• _What this task involves_
What is the number of lines in the data below that contain "Open"? Reply with the number only.

Entries shown START

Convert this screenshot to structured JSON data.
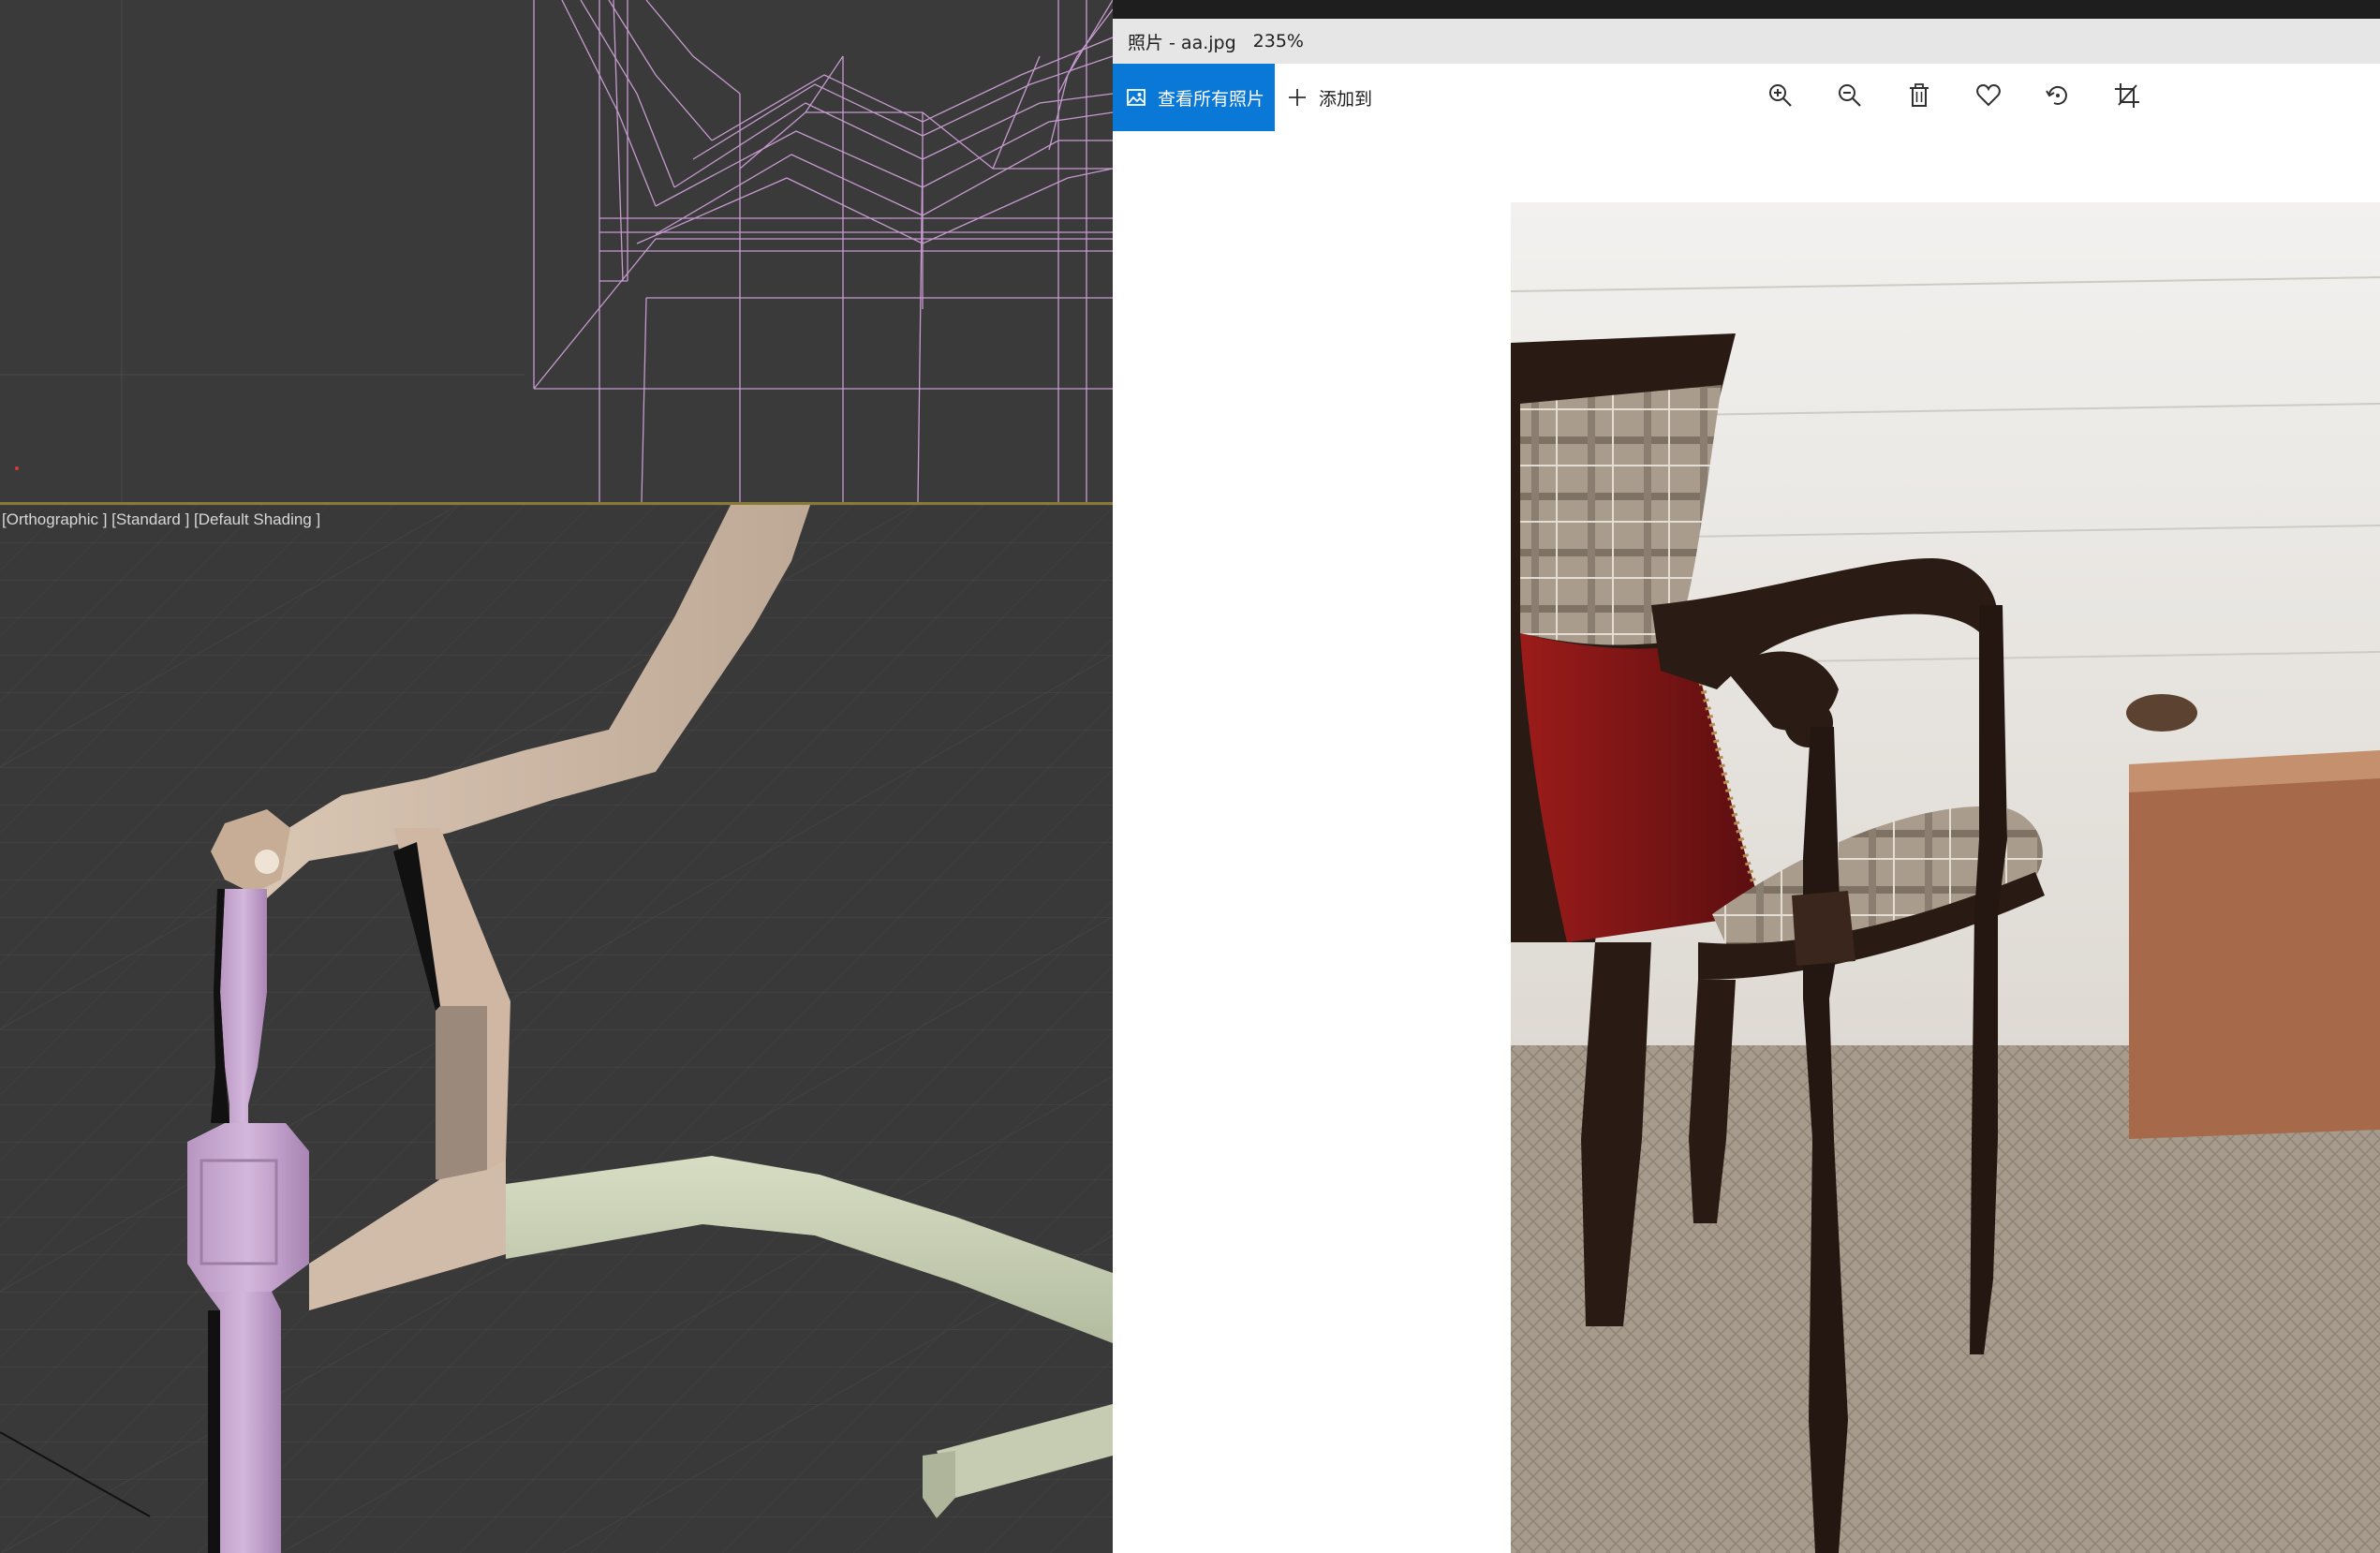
{
  "viewport": {
    "perspective_label": "[Orthographic ] [Standard ] [Default Shading ]"
  },
  "photos_app": {
    "title": "照片 - aa.jpg",
    "zoom": "235%",
    "toolbar": {
      "view_all_photos": "查看所有照片",
      "add_to": "添加到",
      "icons": [
        "zoom-in-icon",
        "zoom-out-icon",
        "delete-icon",
        "favorite-icon",
        "rotate-icon",
        "crop-icon"
      ]
    },
    "image_description_icon": "photo-icon"
  },
  "colors": {
    "accent": "#0a78d7",
    "viewport_bg": "#393939",
    "wire_pink": "#c79ad0",
    "model_beige": "#cfb9a4",
    "model_green": "#c9d1b6",
    "model_lilac": "#c7a6cf"
  }
}
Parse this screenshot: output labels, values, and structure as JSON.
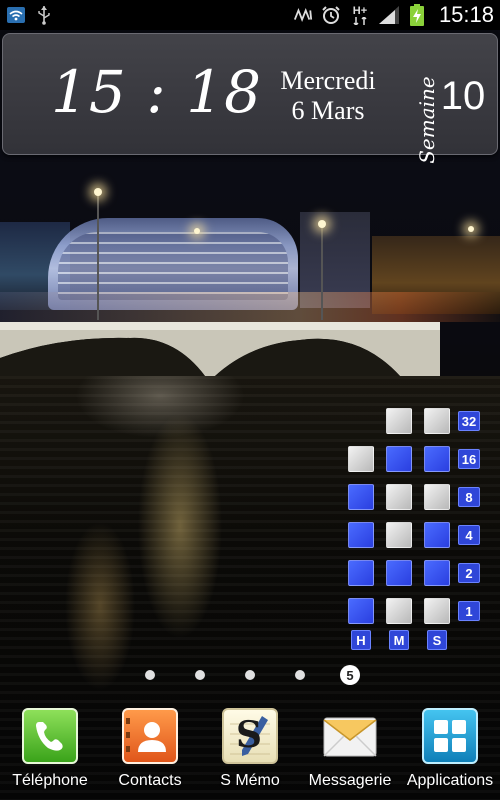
{
  "status_bar": {
    "time": "15:18",
    "icons": [
      "wifi-icon",
      "usb-icon",
      "nfc-icon",
      "alarm-icon",
      "hspa-plus-icon",
      "signal-icon",
      "battery-charging-icon"
    ],
    "network_label": "H+"
  },
  "clock_widget": {
    "time": "15 : 18",
    "day": "Mercredi",
    "date": "6 Mars",
    "week_label": "Semaine",
    "week_number": "10"
  },
  "binary_clock": {
    "weights": [
      "32",
      "16",
      "8",
      "4",
      "2",
      "1"
    ],
    "columns": [
      "H",
      "M",
      "S"
    ],
    "colors": {
      "on": "#2f46d8",
      "off": "#d8d8d8"
    }
  },
  "page_indicator": {
    "total": 5,
    "current": "5"
  },
  "dock": {
    "apps": [
      {
        "label": "Téléphone",
        "icon": "phone-icon"
      },
      {
        "label": "Contacts",
        "icon": "contacts-icon"
      },
      {
        "label": "S Mémo",
        "icon": "s-memo-icon",
        "glyph": "S"
      },
      {
        "label": "Messagerie",
        "icon": "messaging-icon"
      },
      {
        "label": "Applications",
        "icon": "apps-grid-icon"
      }
    ]
  }
}
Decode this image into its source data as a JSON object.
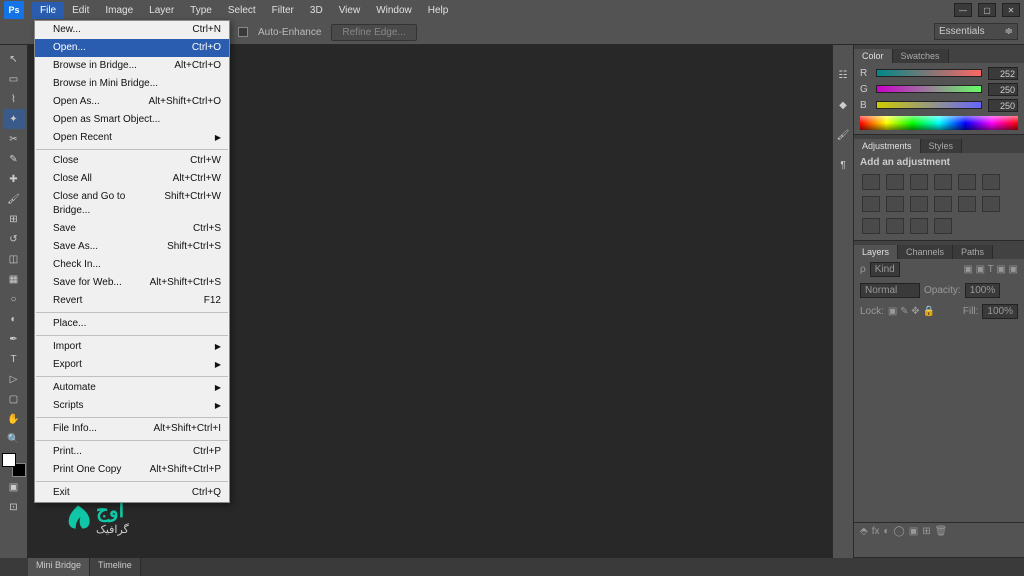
{
  "app": {
    "logo": "Ps"
  },
  "menubar": [
    "File",
    "Edit",
    "Image",
    "Layer",
    "Type",
    "Select",
    "Filter",
    "3D",
    "View",
    "Window",
    "Help"
  ],
  "options": {
    "auto_enhance": "Auto-Enhance",
    "refine_edge": "Refine Edge..."
  },
  "workspace": {
    "selected": "Essentials"
  },
  "file_menu": {
    "groups": [
      [
        {
          "label": "New...",
          "shortcut": "Ctrl+N"
        },
        {
          "label": "Open...",
          "shortcut": "Ctrl+O",
          "hl": true
        },
        {
          "label": "Browse in Bridge...",
          "shortcut": "Alt+Ctrl+O"
        },
        {
          "label": "Browse in Mini Bridge..."
        },
        {
          "label": "Open As...",
          "shortcut": "Alt+Shift+Ctrl+O"
        },
        {
          "label": "Open as Smart Object..."
        },
        {
          "label": "Open Recent",
          "sub": true
        }
      ],
      [
        {
          "label": "Close",
          "shortcut": "Ctrl+W"
        },
        {
          "label": "Close All",
          "shortcut": "Alt+Ctrl+W"
        },
        {
          "label": "Close and Go to Bridge...",
          "shortcut": "Shift+Ctrl+W"
        },
        {
          "label": "Save",
          "shortcut": "Ctrl+S"
        },
        {
          "label": "Save As...",
          "shortcut": "Shift+Ctrl+S"
        },
        {
          "label": "Check In..."
        },
        {
          "label": "Save for Web...",
          "shortcut": "Alt+Shift+Ctrl+S"
        },
        {
          "label": "Revert",
          "shortcut": "F12"
        }
      ],
      [
        {
          "label": "Place..."
        }
      ],
      [
        {
          "label": "Import",
          "sub": true
        },
        {
          "label": "Export",
          "sub": true
        }
      ],
      [
        {
          "label": "Automate",
          "sub": true
        },
        {
          "label": "Scripts",
          "sub": true
        }
      ],
      [
        {
          "label": "File Info...",
          "shortcut": "Alt+Shift+Ctrl+I"
        }
      ],
      [
        {
          "label": "Print...",
          "shortcut": "Ctrl+P"
        },
        {
          "label": "Print One Copy",
          "shortcut": "Alt+Shift+Ctrl+P"
        }
      ],
      [
        {
          "label": "Exit",
          "shortcut": "Ctrl+Q"
        }
      ]
    ]
  },
  "panels": {
    "color_tab": "Color",
    "swatches_tab": "Swatches",
    "adjustments_tab": "Adjustments",
    "styles_tab": "Styles",
    "layers_tab": "Layers",
    "channels_tab": "Channels",
    "paths_tab": "Paths",
    "color": {
      "r": 252,
      "g": 250,
      "b": 250
    },
    "adjustments_title": "Add an adjustment",
    "layers": {
      "kind": "Kind",
      "blend": "Normal",
      "opacity_label": "Opacity:",
      "opacity_val": "100%",
      "lock_label": "Lock:",
      "fill_label": "Fill:",
      "fill_val": "100%"
    }
  },
  "bottom_tabs": [
    "Mini Bridge",
    "Timeline"
  ],
  "watermark": {
    "text_ar": "اوج",
    "sub": "گرافیک"
  }
}
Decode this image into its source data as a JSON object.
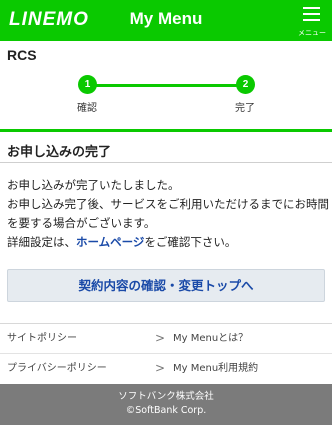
{
  "header": {
    "logo": "LINEMO",
    "title": "My Menu",
    "menu_label": "メニュー"
  },
  "service_name": "RCS",
  "stepper": {
    "steps": [
      {
        "number": "1",
        "label": "確認"
      },
      {
        "number": "2",
        "label": "完了"
      }
    ]
  },
  "section": {
    "title": "お申し込みの完了"
  },
  "body": {
    "line1": "お申し込みが完了いたしました。",
    "line2": "お申し込み完了後、サービスをご利用いただけるまでにお時間を要する場合がございます。",
    "line3_prefix": "詳細設定は、",
    "line3_link": "ホームページ",
    "line3_suffix": "をご確認下さい。"
  },
  "primary_button": "契約内容の確認・変更トップへ",
  "footer_links": [
    {
      "label": "サイトポリシー"
    },
    {
      "label": "My Menuとは？"
    },
    {
      "label": "プライバシーポリシー"
    },
    {
      "label": "My Menu利用規約"
    }
  ],
  "footer": {
    "company": "ソフトバンク株式会社",
    "copyright": "©SoftBank Corp."
  }
}
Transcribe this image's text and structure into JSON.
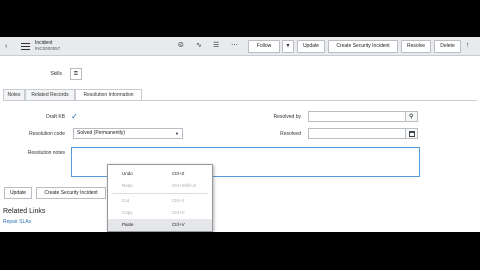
{
  "header": {
    "back_icon": "chevron-left",
    "menu_icon": "hamburger",
    "title": "Incident",
    "number": "INC0000057",
    "icons": [
      "paperclip",
      "activity",
      "settings",
      "more"
    ],
    "follow_label": "Follow",
    "update_label": "Update",
    "security_label": "Create Security Incident",
    "resolve_label": "Resolve",
    "delete_label": "Delete",
    "up_icon": "arrow-up"
  },
  "skills": {
    "label": "Skills"
  },
  "tabs": [
    {
      "label": "Notes"
    },
    {
      "label": "Related Records"
    },
    {
      "label": "Resolution Information",
      "active": true
    }
  ],
  "form": {
    "draft_kb_label": "Draft KB",
    "resolution_code_label": "Resolution code",
    "resolution_code_value": "Solved (Permanently)",
    "resolution_notes_label": "Resolution notes",
    "resolved_by_label": "Resolved by",
    "resolved_label": "Resolved"
  },
  "bottom": {
    "update_label": "Update",
    "security_label": "Create Security Incident",
    "related_links_title": "Related Links",
    "repair_link": "Repair SLAs"
  },
  "context_menu": [
    {
      "label": "Undo",
      "shortcut": "Ctrl+Z",
      "enabled": true
    },
    {
      "label": "Redo",
      "shortcut": "Ctrl+Shift+Z",
      "enabled": false
    },
    {
      "label": "Cut",
      "shortcut": "Ctrl+X",
      "enabled": false
    },
    {
      "label": "Copy",
      "shortcut": "Ctrl+C",
      "enabled": false
    },
    {
      "label": "Paste",
      "shortcut": "Ctrl+V",
      "enabled": true,
      "highlighted": true
    }
  ],
  "colors": {
    "accent": "#1f8476",
    "link": "#2f6fb0",
    "checkbox": "#2a6cb5"
  }
}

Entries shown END

• _Result below_
4